I did it. It's been a long time coming, but I actually managed to plant the garlic right on time this year. Three years ago I got it in in early fall and had an amazing crop. Well, for what I planted. The following year, we had a string of nasty weather and I kept putting it off. Until January. Needless to say, all I got was crap.
Last year, I did a little bit better and planted the garlic at the end of November, but I just used a combo of garlic seed that was starting to look suspicious and some garlic we had lying about the house. I got a couple of decent heads out of it, but it was really nothing worth reporting.
This year, though. Ah, this year. I picked up some hardneck garlic from Walt's Feed in Ballard when we went there to buy some chicken feed. It was a beautiful day on Saturday and so, I let the chickens out and then commenced stuffing the garlic into one of our raised beds. There were about three heads of garlic that I split up. The amazing thing was that each head had about 5 or so big juicy cloves. In previous years, the variety I planted had puny little cloves that didn't look like they had any hope of making it.
Roxy, the Barred Rock chicken, immediately thought I had a bag of treats and ran over to see what I had. I let her peck at one of the smaller cloves and she decided that hunting for bugs was a better bet and wandered off, with Sarah hustling her big fluffy white bottom close behind. If you've never seen a chicken running, you are totally missing out.
Anyway, this will be the first year we are growing hardneck garlic so I'm looking forward to some garlic scapes out of the deal as well.

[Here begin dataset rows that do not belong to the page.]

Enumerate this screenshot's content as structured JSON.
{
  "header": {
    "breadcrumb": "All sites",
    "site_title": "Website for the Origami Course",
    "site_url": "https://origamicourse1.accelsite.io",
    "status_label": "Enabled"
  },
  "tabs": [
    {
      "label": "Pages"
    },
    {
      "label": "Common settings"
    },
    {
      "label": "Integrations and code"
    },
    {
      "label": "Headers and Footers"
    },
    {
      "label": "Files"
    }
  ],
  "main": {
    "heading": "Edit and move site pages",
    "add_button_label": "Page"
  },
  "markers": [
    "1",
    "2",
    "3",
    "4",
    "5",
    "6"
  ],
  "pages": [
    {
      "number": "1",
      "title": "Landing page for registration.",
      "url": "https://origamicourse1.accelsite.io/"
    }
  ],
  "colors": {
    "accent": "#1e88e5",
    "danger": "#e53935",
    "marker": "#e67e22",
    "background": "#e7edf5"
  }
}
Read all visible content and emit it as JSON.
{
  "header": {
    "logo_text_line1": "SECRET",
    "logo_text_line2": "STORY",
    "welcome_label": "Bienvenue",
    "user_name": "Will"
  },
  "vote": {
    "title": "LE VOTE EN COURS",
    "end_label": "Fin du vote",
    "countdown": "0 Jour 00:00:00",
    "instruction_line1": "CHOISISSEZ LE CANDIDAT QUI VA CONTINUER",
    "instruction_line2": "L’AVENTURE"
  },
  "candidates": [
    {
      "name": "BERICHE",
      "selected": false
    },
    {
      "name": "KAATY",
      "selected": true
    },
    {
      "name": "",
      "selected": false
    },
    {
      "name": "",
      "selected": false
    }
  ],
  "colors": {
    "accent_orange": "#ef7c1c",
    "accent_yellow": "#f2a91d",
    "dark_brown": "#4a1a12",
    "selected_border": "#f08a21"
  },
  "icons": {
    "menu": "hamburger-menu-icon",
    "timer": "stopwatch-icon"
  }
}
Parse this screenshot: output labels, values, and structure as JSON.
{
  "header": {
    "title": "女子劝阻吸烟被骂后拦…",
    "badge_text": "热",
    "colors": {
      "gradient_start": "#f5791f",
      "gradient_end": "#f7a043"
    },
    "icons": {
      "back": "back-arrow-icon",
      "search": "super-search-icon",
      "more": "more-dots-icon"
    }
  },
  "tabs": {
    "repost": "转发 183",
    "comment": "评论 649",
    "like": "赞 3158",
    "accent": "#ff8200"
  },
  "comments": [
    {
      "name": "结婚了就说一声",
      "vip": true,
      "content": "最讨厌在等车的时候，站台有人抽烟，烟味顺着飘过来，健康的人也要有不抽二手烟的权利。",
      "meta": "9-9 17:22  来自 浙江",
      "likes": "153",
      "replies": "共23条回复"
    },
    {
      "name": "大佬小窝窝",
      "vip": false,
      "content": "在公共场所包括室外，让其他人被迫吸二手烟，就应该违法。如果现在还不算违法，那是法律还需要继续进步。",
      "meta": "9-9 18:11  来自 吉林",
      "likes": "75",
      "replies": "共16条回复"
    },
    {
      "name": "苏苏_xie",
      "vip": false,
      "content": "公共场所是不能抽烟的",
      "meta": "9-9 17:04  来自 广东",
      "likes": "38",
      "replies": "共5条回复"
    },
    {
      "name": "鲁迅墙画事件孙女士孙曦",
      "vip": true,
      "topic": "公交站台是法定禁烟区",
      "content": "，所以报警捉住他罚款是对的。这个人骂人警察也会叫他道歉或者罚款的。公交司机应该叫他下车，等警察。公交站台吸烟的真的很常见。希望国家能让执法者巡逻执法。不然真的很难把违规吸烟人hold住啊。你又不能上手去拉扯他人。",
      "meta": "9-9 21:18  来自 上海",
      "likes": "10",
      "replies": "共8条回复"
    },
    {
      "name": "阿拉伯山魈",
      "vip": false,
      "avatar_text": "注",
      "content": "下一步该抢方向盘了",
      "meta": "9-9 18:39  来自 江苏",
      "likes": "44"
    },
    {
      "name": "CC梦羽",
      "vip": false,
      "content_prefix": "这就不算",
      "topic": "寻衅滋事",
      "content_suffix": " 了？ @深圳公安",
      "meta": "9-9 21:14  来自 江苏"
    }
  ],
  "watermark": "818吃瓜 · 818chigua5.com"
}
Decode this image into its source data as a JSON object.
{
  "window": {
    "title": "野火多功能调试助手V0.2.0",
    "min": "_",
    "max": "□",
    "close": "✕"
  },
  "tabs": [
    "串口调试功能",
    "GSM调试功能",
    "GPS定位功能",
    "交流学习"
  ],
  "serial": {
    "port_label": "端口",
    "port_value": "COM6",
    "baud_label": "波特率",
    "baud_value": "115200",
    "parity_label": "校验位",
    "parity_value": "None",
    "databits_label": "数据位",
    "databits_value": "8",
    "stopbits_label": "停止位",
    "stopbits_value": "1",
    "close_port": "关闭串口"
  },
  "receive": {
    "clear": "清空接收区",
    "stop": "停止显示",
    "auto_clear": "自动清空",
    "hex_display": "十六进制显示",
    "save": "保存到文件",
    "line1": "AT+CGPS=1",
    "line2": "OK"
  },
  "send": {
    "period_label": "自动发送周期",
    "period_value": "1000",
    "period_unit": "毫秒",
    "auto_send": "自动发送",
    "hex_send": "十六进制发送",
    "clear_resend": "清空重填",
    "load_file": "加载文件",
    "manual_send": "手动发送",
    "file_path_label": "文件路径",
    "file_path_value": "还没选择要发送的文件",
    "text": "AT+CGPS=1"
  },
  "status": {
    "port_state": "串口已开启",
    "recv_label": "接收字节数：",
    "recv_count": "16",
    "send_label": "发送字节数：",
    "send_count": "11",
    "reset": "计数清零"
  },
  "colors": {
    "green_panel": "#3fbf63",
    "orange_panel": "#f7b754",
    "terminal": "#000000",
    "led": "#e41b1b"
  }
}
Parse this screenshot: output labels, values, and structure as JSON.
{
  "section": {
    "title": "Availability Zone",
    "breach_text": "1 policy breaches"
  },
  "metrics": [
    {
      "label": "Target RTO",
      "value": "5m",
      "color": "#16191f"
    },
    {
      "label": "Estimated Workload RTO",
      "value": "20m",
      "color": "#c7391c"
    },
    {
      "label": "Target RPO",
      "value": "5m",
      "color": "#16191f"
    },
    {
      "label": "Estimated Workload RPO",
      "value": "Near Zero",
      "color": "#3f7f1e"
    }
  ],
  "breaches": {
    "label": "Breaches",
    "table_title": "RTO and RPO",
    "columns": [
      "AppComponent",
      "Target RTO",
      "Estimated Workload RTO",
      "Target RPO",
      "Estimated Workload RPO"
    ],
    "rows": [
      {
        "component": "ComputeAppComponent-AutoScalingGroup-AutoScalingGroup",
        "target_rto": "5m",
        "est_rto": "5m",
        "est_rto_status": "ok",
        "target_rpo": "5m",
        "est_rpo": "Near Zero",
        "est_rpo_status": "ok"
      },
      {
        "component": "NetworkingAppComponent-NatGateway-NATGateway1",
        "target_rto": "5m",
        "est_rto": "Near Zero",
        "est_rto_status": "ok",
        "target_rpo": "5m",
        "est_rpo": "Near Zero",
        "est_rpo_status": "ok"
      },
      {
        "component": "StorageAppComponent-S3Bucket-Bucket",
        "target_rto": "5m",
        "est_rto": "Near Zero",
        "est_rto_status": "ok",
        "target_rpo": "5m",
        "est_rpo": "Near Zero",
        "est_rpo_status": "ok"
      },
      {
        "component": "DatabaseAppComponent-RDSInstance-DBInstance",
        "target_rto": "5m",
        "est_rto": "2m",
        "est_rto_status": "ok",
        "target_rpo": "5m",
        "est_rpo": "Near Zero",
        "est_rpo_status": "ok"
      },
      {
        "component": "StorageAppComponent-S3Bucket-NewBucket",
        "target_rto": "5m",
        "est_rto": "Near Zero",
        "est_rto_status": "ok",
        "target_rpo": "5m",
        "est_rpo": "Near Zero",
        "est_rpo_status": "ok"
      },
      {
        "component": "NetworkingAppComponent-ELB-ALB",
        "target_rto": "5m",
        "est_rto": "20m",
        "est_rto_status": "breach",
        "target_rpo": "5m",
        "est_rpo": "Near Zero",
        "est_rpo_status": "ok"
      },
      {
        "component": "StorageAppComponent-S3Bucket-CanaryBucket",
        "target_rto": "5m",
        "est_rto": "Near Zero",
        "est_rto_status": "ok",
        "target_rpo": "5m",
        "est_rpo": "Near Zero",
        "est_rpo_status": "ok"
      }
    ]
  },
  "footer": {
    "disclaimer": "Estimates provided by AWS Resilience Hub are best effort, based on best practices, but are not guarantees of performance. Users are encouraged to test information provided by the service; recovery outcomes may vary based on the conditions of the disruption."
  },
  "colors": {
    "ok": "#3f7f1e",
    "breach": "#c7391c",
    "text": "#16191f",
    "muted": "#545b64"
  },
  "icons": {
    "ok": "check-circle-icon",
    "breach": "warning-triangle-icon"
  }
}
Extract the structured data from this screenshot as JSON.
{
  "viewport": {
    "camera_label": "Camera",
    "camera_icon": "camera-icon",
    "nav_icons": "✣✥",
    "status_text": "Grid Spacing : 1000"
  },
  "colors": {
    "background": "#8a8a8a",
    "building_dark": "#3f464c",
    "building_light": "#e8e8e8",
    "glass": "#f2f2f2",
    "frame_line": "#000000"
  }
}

You remove (and eat!) the scapes around mid-June to help promote bulb growth. The variety of this year's crop is Killarney Red, which is somewhat rare to find and is hot and spicy and does well in wet weather. Which we'll have plenty of.
I have great hopes for 2011's garlic production. Granted, I'm not expecting a ton, but even if I get 10 heads of garlic next summer out of a few minutes of pushing some garlic cloves into the ground, I call that success. It's one of my favorite things to grow and, if you get yourself in gear, it's also the easiest and most productive. All you need is some great garlic and some patience.
So, if you haven't done it yet, get out there and plant some!